I covered E3 exclusively for Village Voice Media’s Joystick Division blog. I missed covering the whole thing for G4TV, as my services had already been promised to JoyDiv by the time I heard from G4 about working the show, but I’m glad I didn’t jump ship just for the bigger paycheck. I doubt I would have been able to write the sort of things I wrote for JoyDiv for G4, and I certainly wouldn’t have had my choice of assignments. And there was one final benefit I’ll get to at the end of this post.
So, here’s what I did for JoyDiv:
I questioned the proliferation of ideas around the solid core of Dead Island, the worthiness of yet another Aliens game, the wisdom of putting a Star Wars motion title on an inaccurate motion-control system, and whether Battlefield 3 is a titch too “realistic.”
I challenged the idea that Warhammer 40:000: Space Marine is a Gears of War clone, and did an impromptu interview about how EA Sports’s FIFA 12 has really deep connections to professional soccer players that denote the quality of its simulation.
But my favorite piece of the show was my preview of Bioshock Infinite. Rarely do I see anything in a video game which makes me feel passionate about gaming. The Infinite demo was inspiring and refreshing. I had no choice but to go straight back to the hotel and write this piece up after seeing the demo, and the passion behind the writing must have had something to do with the piece hitting the front page of Digg. I wish more games gave me such material to write about!
Reading some of the comments on that Digg piece is funny. People thought I was kissing ass when I was writing some of the most heartfelt, honest games editorial I’ve written yet. I wonder sometimes how many gamers are really open to the idea of feeling something other than a sense of amusement when they play a video game.
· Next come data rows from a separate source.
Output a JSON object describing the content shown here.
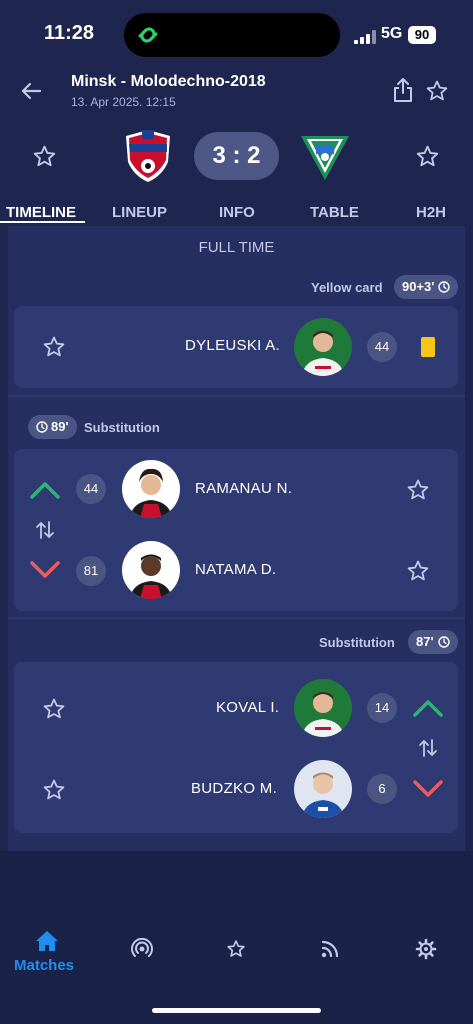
{
  "status_bar": {
    "time": "11:28",
    "network": "5G",
    "battery": "90"
  },
  "header": {
    "title": "Minsk - Molodechno-2018",
    "datetime": "13. Apr 2025. 12:15"
  },
  "match": {
    "score": "3 : 2"
  },
  "tabs": [
    "TIMELINE",
    "LINEUP",
    "INFO",
    "TABLE",
    "H2H"
  ],
  "timeline": {
    "status": "FULL TIME",
    "events": [
      {
        "type": "Yellow card",
        "minute": "90+3'",
        "player": {
          "name": "DYLEUSKI A.",
          "number": "44"
        }
      },
      {
        "type": "Substitution",
        "minute": "89'",
        "in": {
          "name": "RAMANAU N.",
          "number": "44"
        },
        "out": {
          "name": "NATAMA D.",
          "number": "81"
        }
      },
      {
        "type": "Substitution",
        "minute": "87'",
        "in": {
          "name": "KOVAL I.",
          "number": "14"
        },
        "out": {
          "name": "BUDZKO M.",
          "number": "6"
        }
      }
    ]
  },
  "bottom_nav": {
    "items": [
      {
        "label": "Matches",
        "icon": "home-icon",
        "active": true
      },
      {
        "label": "",
        "icon": "live-icon"
      },
      {
        "label": "",
        "icon": "star-icon"
      },
      {
        "label": "",
        "icon": "rss-icon"
      },
      {
        "label": "",
        "icon": "settings-icon"
      }
    ]
  },
  "colors": {
    "background": "#1e2650",
    "card": "#2f3a73",
    "accent": "#1f8ef1",
    "in": "#2bb673",
    "out": "#f05a5a",
    "yellow": "#f5c518"
  }
}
One would have to take that step first before then understanding just how rarely we’re given anything to feel deeply about in video games.
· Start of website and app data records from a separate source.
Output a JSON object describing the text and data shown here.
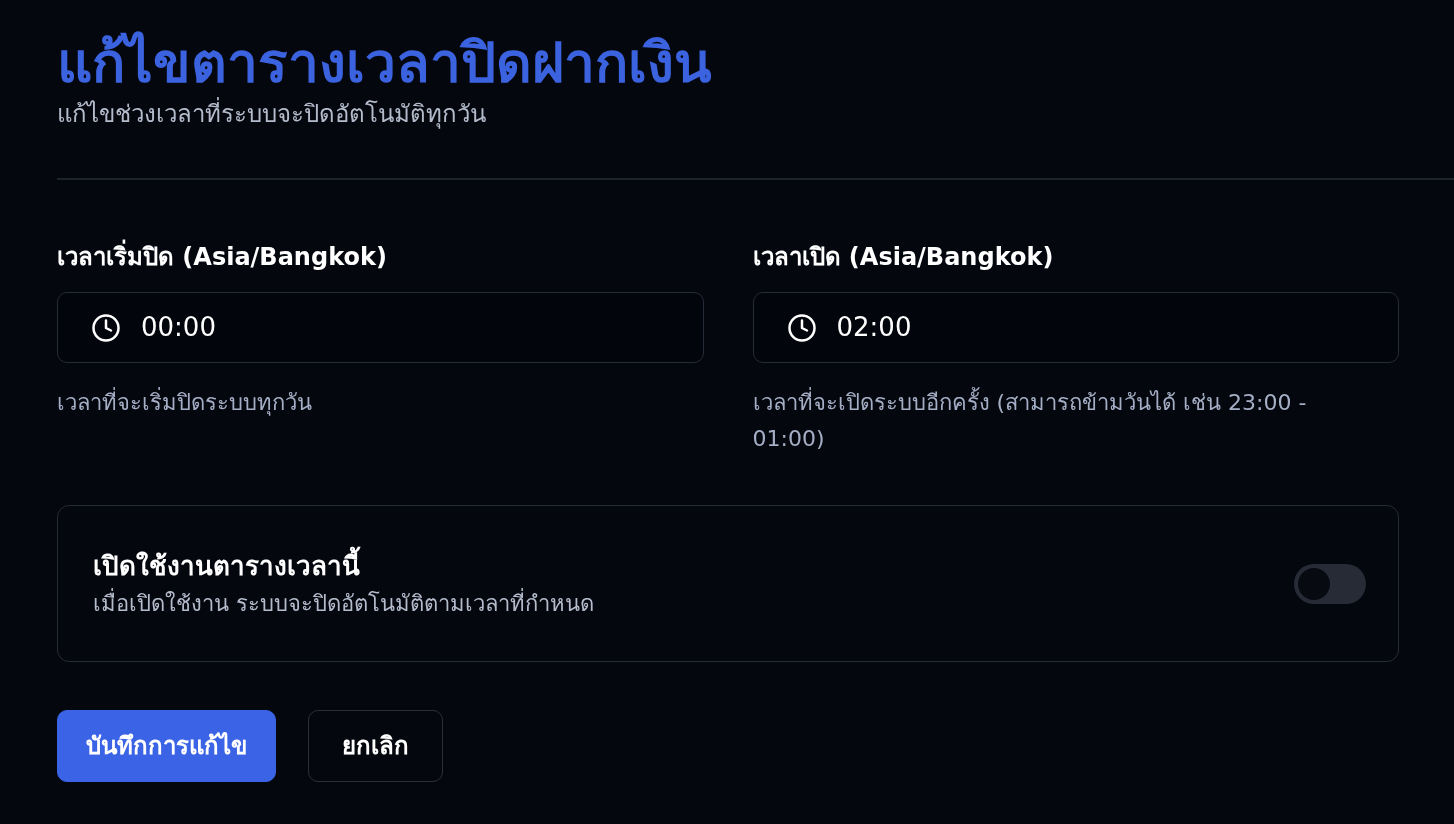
{
  "header": {
    "title": "แก้ไขตารางเวลาปิดฝากเงิน",
    "subtitle": "แก้ไขช่วงเวลาที่ระบบจะปิดอัตโนมัติทุกวัน"
  },
  "fields": [
    {
      "label": "เวลาเริ่มปิด (Asia/Bangkok)",
      "value": "00:00",
      "hint": "เวลาที่จะเริ่มปิดระบบทุกวัน"
    },
    {
      "label": "เวลาเปิด (Asia/Bangkok)",
      "value": "02:00",
      "hint": "เวลาที่จะเปิดระบบอีกครั้ง (สามารถข้ามวันได้ เช่น 23:00 - 01:00)"
    }
  ],
  "schedule_toggle": {
    "title": "เปิดใช้งานตารางเวลานี้",
    "description": "เมื่อเปิดใช้งาน ระบบจะปิดอัตโนมัติตามเวลาที่กำหนด",
    "on": false
  },
  "buttons": [
    {
      "label": "บันทึกการแก้ไข",
      "kind": "primary"
    },
    {
      "label": "ยกเลิก",
      "kind": "secondary"
    }
  ]
}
Even with my goal of not writing marketing copy while I covered the show, it’s impossible to write up E3 without working for marketing in one way or another. There’s no such thing as bad press, and all that. And I had a stark reminder of the consumer function of my new vocation a few days ago.
On Tuesday I received an email from Jim Redner of The Redner Group, a PR firm that had been handling public relations for publisher 2K Games, including the 2K title Borderlands in 2009. Mr. Redner had emailed to ask me if I was interesting in reviewing Duke Nukem Forever, and that he had Steam codes and PS3 copies available.
I was shocked. The reviews were already hitting the web by this point. Surely there was naught more than additional damage to be done by further reviews!
The email was addressed “Hey Dennis” which, by the rules of my reality that exists mostly outside the confines of consumer-facing games journalism, implied that the email was actually sent to me. I was a little offended at the idea that I would have been sought out specifically and ostensibly as a target for a positive DNF review, after all I had read about the game’s “rape level.”
Not that I expected Redner to have looked up anything I’d written before, but I’m a feminist ally who was quite loud about it during the height of the Dickwolves controversy prior to PAX East 2011. How could I possibly have had anything positive to say about Duke Nukem Forever?
I found out later that PR people have tools which allow them to automatically fill in a recipient’s first name on mass emails BCC:’ed to a whole bunch of people, and I became aware of falling just a little further down the games journalism rabbit hole. One step closer to being a proper cog in the machine of video game development, publishing, and where game journalists step in, i.e. sales. Whether we want to or not. Most of our jobs wouldn’t exist unless people had games to sell, and needed us to spread the word to the prospective consumers.
There’s a lot that goes on under the hood of video games journalism that the average consumer of said press never gets to see. I love talking inside baseball specifically because not many other people do. To veterans of the games journalism industry, I assume it’s either boring subject matter or they’ve made their peace with the realities of their careers, and don’t want to revel in the awfulness, but gamers are done a service if those of us in the press shed light on the kind of bullshit that we deal with. So I’m glad that Jim Redner’s rage-tweets went public, and shed a light on journo blacklisting practices, even if I simultaneously feel bad for Jim Redner at the same time.
And that leads me to the best part of having stuck by my guns and covering E3 for Joystick Division instead of jumping at the chance for a higher-paying but less intellectually-satisfying gig: the First Person column I used to write over on Bitmob has been picked up by JoyDiv, and in my first column, to be published on Saturday, I’ll be talking about the relationship between PR companies and bad video game releases.
This column is a very exciting development, as there is already one heavy-hitter games journalist publishing a weekly column on Joystick Division, and there’s an exciting announcement coming about some other new additions to the site who are also well-respected writers about games. Let’s just say that I am going to have to keep pushing myself to get better, and that’s an awesome thing for which I’m humbled and grateful.